─── DATA TO EXAMINE

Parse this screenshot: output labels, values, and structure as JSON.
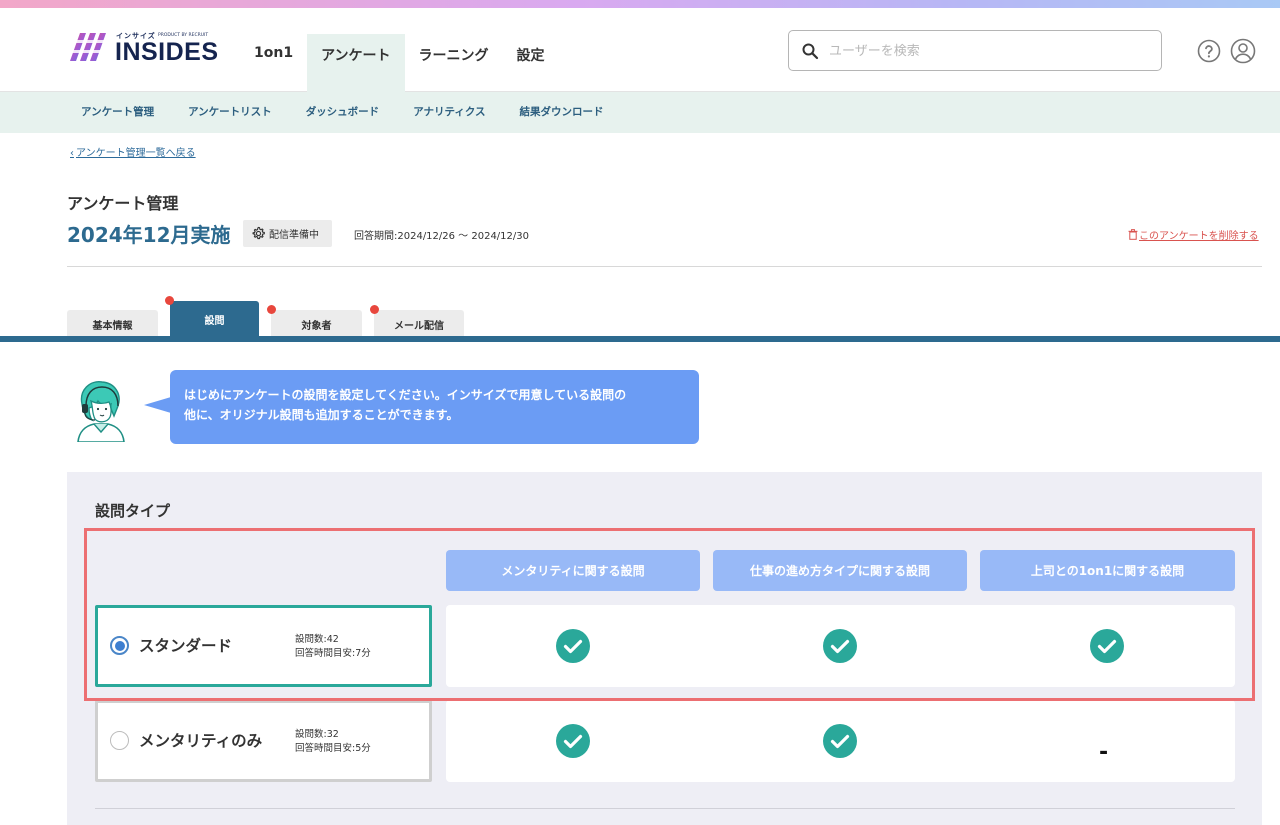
{
  "brand": {
    "kana": "インサイズ",
    "product": "PRODUCT BY RECRUIT",
    "name": "INSIDES"
  },
  "nav": [
    {
      "label": "1on1"
    },
    {
      "label": "アンケート",
      "active": true
    },
    {
      "label": "ラーニング"
    },
    {
      "label": "設定"
    }
  ],
  "search": {
    "placeholder": "ユーザーを検索",
    "value": ""
  },
  "header_icons": {
    "help": "help-icon",
    "user": "user-icon"
  },
  "subnav": [
    "アンケート管理",
    "アンケートリスト",
    "ダッシュボード",
    "アナリティクス",
    "結果ダウンロード"
  ],
  "back_link": "アンケート管理一覧へ戻る",
  "page": {
    "heading": "アンケート管理",
    "title": "2024年12月実施",
    "status": "配信準備中",
    "period": "回答期間:2024/12/26 〜 2024/12/30",
    "delete": "このアンケートを削除する"
  },
  "tabs": [
    {
      "label": "基本情報",
      "active": false,
      "dot": false
    },
    {
      "label": "設問",
      "active": true,
      "dot": true
    },
    {
      "label": "対象者",
      "active": false,
      "dot": true
    },
    {
      "label": "メール配信",
      "active": false,
      "dot": true
    }
  ],
  "assistant": {
    "line1": "はじめにアンケートの設問を設定してください。インサイズで用意している設問の",
    "line2": "他に、オリジナル設問も追加することができます。"
  },
  "question_type": {
    "title": "設問タイプ",
    "columns": [
      "メンタリティに関する設問",
      "仕事の進め方タイプに関する設問",
      "上司との1on1に関する設問"
    ],
    "options": [
      {
        "name": "スタンダード",
        "count": "設問数:42",
        "time": "回答時間目安:7分",
        "selected": true,
        "includes": [
          true,
          true,
          true
        ]
      },
      {
        "name": "メンタリティのみ",
        "count": "設問数:32",
        "time": "回答時間目安:5分",
        "selected": false,
        "includes": [
          true,
          true,
          false
        ],
        "none_mark": "-"
      }
    ]
  },
  "colors": {
    "accent": "#2d6a8f",
    "selected_border": "#2aa89a",
    "check": "#2aa89a",
    "highlight": "#ec6f72",
    "bubble": "#6b9cf4",
    "column_head": "#98b9f7"
  }
}
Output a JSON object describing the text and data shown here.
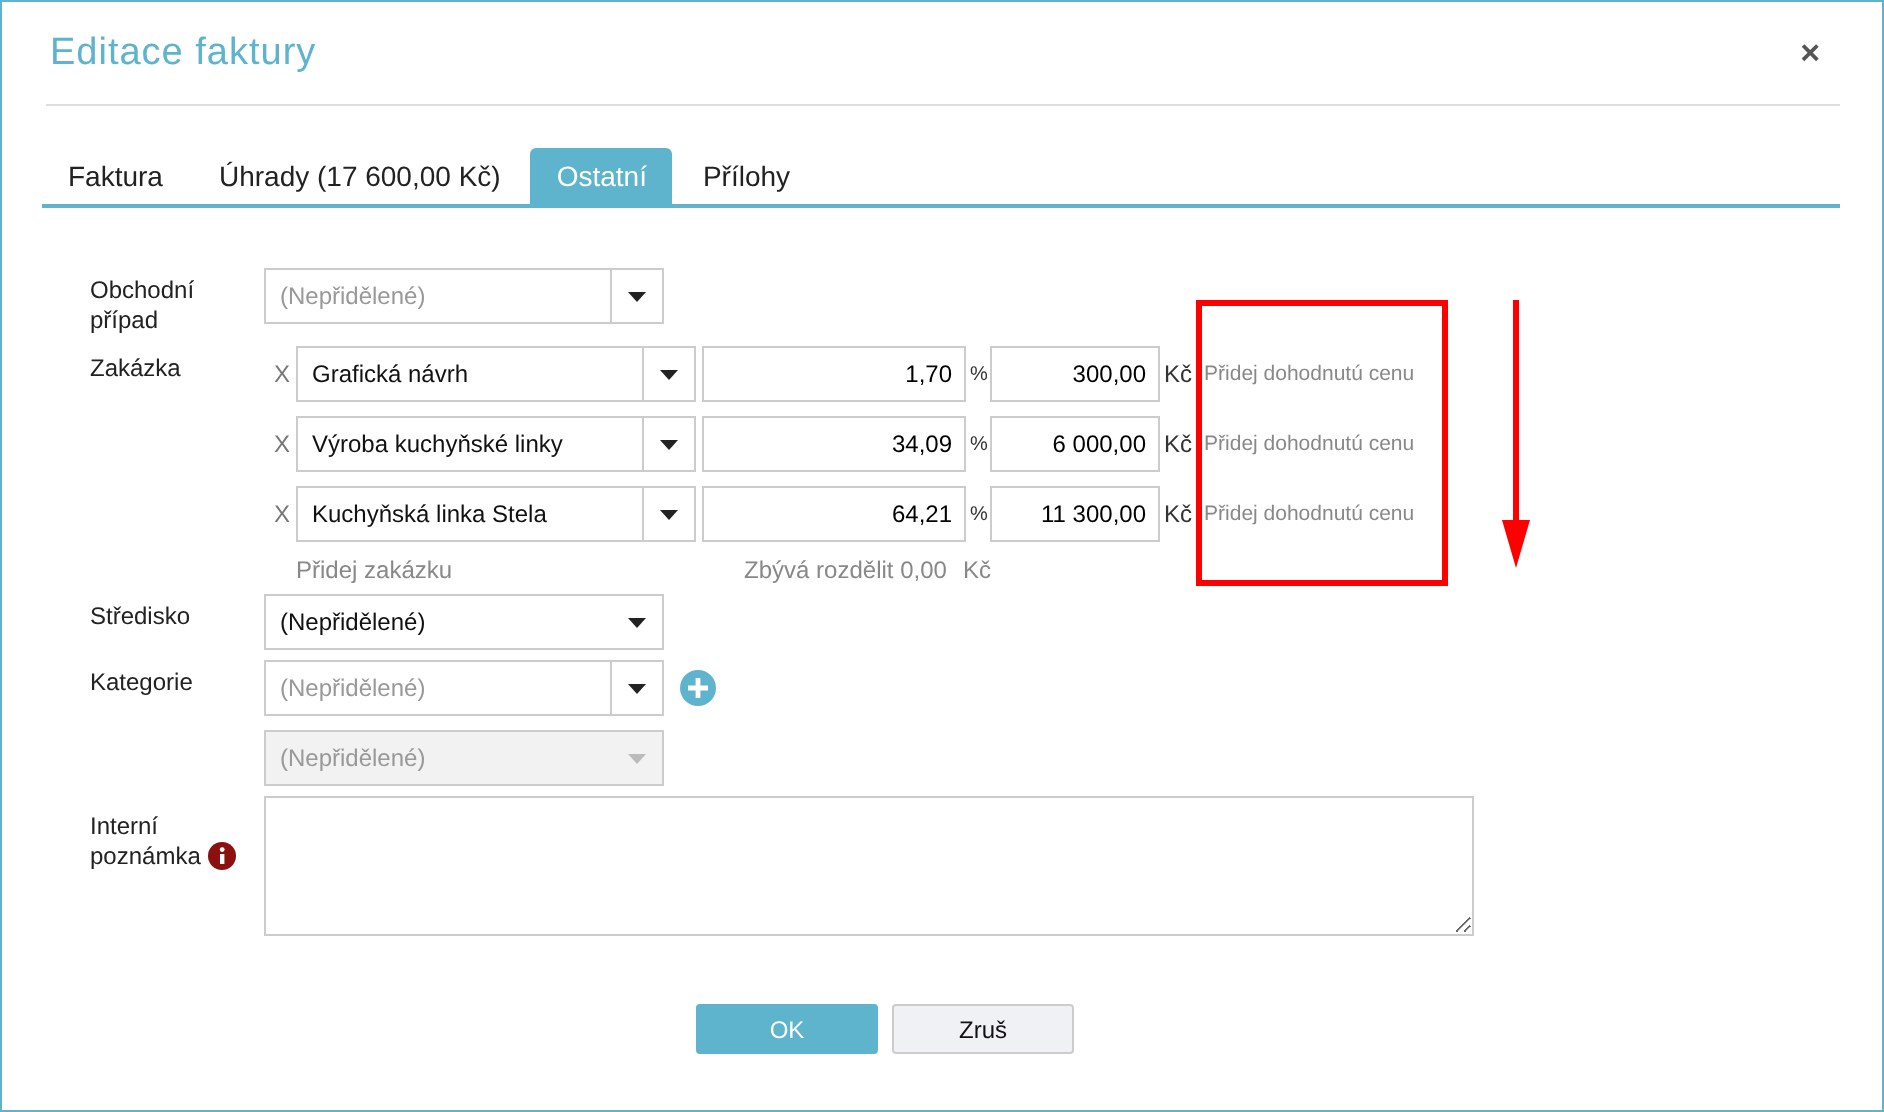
{
  "dialog": {
    "title": "Editace faktury",
    "close": "×"
  },
  "tabs": [
    {
      "label": "Faktura",
      "selected": false
    },
    {
      "label": "Úhrady (17 600,00 Kč)",
      "selected": false
    },
    {
      "label": "Ostatní",
      "selected": true
    },
    {
      "label": "Přílohy",
      "selected": false
    }
  ],
  "business_case": {
    "label": "Obchodní případ",
    "placeholder": "(Nepřidělené)"
  },
  "orders": {
    "label": "Zakázka",
    "rows": [
      {
        "remove": "X",
        "name": "Grafická návrh",
        "percent": "1,70",
        "percent_unit": "%",
        "amount": "300,00",
        "currency": "Kč",
        "link": "Přidej dohodnutú cenu"
      },
      {
        "remove": "X",
        "name": "Výroba kuchyňské linky",
        "percent": "34,09",
        "percent_unit": "%",
        "amount": "6 000,00",
        "currency": "Kč",
        "link": "Přidej dohodnutú cenu"
      },
      {
        "remove": "X",
        "name": "Kuchyňská linka Stela",
        "percent": "64,21",
        "percent_unit": "%",
        "amount": "11 300,00",
        "currency": "Kč",
        "link": "Přidej dohodnutú cenu"
      }
    ],
    "add": "Přidej zakázku",
    "remaining": "Zbývá rozdělit 0,00",
    "remaining_currency": "Kč"
  },
  "cost_center": {
    "label": "Středisko",
    "value": "(Nepřidělené)"
  },
  "category": {
    "label": "Kategorie",
    "placeholder": "(Nepřidělené)",
    "sub_placeholder": "(Nepřidělené)",
    "sub_disabled": true
  },
  "note": {
    "label": "Interní poznámka"
  },
  "buttons": [
    {
      "label": "OK",
      "kind": "primary"
    },
    {
      "label": "Zruš",
      "kind": "secondary"
    }
  ]
}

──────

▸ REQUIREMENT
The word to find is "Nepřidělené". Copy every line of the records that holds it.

▸ RESULT OF THIS EXERCISE
    "placeholder": "(Nepřidělené)"
    "value": "(Nepřidělené)"
    "placeholder": "(Nepřidělené)",
    "sub_placeholder": "(Nepřidělené)",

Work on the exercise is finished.